BOSTON — Left-hander John Means joined the Orioles for the first time Monday from Triple-A Norfolk — or more aptly, Sarasota, Fla. — as they looked to cover themselves on the pitching front for the remainder of the season.
The club is in the midst of an unprecedented September pitching shortage even with expanded rosters this month, and if Means is tapped for one of those games against the division champion Boston Red Sox, his path to his major league debut will be a unique one.
“I’d love for him to get his feet on the ground, but obviously, we’re going to need a starter tomorrow and it looks like we’re going to need a starter for Wednesday, too,” manager Buck Showalter said.
Once the season wrapped in Norfolk on Labor Day, Means said he went home to Kansas City, and two weeks in, was sitting on the couch when he got a call from director of minor league administration Kent Qualls asking what he’d been up to.
“I’d been throwing every other day just in case, making sure,” Means said. “So he said, ‘Can you go to Florida and get warmed up a little bit?’ Of course, I was like, ‘Sure,’ and here I am.”
Means, 25, spent most of this year with the Tides after opening the year at Double-A Bowie, and had a 3.72 ERA over 157 1/3 innings between the two teams, striking out 130 against 32 walks with a 1.26 WHIP.
He said he understood that with a tough end to the season — albeit with a 4.80 ERA in August — a September call-up was withheld for other options, even if he was better previously.
“I was really happy with the season I had,” Means said. “There were definitely some ups and downs. I thought it was pretty consistent for the most part. I didn’t finish the year like I wanted to. I honestly wasn’t surprised when I didn’t get called up in September because I just didn’t finish as strong as I wanted, but I’m glad I can redeem myself here.”
Before that, Means had spent parts of two seasons with Bowie. An 11th-round draft pick out of West Virginia in 2014, he has a career 3.83 ERA in the minors. While not considered one of the organization’s top prospects, Means has been a reliable minor league contributor and made at least 20 starts in each of his full minor league seasons.

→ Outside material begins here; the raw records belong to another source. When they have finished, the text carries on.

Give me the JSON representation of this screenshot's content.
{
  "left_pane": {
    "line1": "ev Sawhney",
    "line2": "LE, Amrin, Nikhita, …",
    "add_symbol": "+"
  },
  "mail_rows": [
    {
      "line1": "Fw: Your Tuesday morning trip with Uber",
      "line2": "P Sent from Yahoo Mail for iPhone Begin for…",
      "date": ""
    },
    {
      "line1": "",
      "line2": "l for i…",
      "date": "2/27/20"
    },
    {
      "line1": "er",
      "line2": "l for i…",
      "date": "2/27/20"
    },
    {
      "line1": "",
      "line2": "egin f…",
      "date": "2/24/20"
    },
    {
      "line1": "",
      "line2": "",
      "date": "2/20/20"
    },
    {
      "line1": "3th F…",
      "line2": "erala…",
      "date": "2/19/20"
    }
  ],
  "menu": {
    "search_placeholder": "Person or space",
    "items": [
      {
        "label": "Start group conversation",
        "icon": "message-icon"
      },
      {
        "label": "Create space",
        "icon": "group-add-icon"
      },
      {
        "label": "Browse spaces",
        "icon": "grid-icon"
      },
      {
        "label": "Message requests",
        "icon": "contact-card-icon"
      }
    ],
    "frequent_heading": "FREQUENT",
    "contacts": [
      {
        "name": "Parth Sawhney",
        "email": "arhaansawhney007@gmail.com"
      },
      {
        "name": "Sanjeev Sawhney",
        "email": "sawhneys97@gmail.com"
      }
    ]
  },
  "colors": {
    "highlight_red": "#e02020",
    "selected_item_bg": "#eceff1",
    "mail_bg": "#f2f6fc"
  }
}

“John’s had a good year,” Showalter said. “He actually got better as he went up. I actually thought he pitched better in Triple-A than Double-A.”
While the Orioles have added plenty of pitching this month, they’ve had right-handers Alex Cobb, Andrew Cashner (knee) and Luis Ortiz (hamstring) suffer injuries and have shut down left-hander Josh Rogers and right-hander Evan Phillips after they hit their innings limits.
Showalter said Wednesday’s projected starter, Yefry Ramírez, will likely require a couple of extra days of rest to allow a cut on his hand to heal. Cobb threw just four pitches Sunday while dealing with a cut on his finger that developed from a blister. Miguel Castro is also working through a knee injury.
Means, along with right-hander Dillon Tate, had been sent to Sarasota after their seasons ended to begin throwing again in case the Orioles needed them. Tate couldn’t get going again once he was shut down, though.
“Didn’t like the way his shoulder responded to the work and some of the downtime, and getting going,” Showalter said. “Just didn’t like the way he responded to getting started up again. A little sorer than we thought.”
Outside of Means, the Orioles can get length from Jimmy Yacabonis and Sean Gilmartin, should they not be required to pitch Monday.